= Data for this exercise =
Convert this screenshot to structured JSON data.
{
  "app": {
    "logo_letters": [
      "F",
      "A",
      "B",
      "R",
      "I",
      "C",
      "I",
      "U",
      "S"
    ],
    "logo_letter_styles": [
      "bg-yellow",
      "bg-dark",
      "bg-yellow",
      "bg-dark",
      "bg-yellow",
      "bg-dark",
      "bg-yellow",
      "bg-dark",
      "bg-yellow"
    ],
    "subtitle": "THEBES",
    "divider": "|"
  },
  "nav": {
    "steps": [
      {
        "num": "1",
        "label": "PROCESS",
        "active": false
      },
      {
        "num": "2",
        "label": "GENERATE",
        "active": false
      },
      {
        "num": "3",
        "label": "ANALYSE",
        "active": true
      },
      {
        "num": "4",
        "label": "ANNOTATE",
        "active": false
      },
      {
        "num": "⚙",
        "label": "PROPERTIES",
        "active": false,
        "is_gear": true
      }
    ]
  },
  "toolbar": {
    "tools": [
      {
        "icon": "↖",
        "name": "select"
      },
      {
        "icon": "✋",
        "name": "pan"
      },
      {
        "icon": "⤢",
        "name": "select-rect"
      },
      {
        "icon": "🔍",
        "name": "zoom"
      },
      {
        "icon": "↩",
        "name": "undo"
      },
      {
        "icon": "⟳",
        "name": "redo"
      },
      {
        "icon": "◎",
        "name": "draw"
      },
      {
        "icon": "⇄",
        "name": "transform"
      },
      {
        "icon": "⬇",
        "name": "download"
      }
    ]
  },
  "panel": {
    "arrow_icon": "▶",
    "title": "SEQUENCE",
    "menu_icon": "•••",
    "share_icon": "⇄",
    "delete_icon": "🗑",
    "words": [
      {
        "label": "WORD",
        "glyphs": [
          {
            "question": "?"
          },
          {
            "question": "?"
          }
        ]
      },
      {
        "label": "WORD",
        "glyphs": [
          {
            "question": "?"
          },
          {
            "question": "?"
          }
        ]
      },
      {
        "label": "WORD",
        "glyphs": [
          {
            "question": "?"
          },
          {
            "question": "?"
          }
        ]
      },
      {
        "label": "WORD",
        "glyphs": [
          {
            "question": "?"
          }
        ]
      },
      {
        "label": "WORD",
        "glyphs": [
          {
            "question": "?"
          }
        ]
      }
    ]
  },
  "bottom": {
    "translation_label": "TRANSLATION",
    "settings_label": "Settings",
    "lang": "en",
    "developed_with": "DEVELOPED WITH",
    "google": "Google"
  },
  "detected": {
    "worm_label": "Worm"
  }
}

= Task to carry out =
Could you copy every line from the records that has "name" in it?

= Exercise response =
        "name": "select"
        "name": "pan"
        "name": "select-rect"
        "name": "zoom"
        "name": "undo"
        "name": "redo"
        "name": "draw"
        "name": "transform"
        "name": "download"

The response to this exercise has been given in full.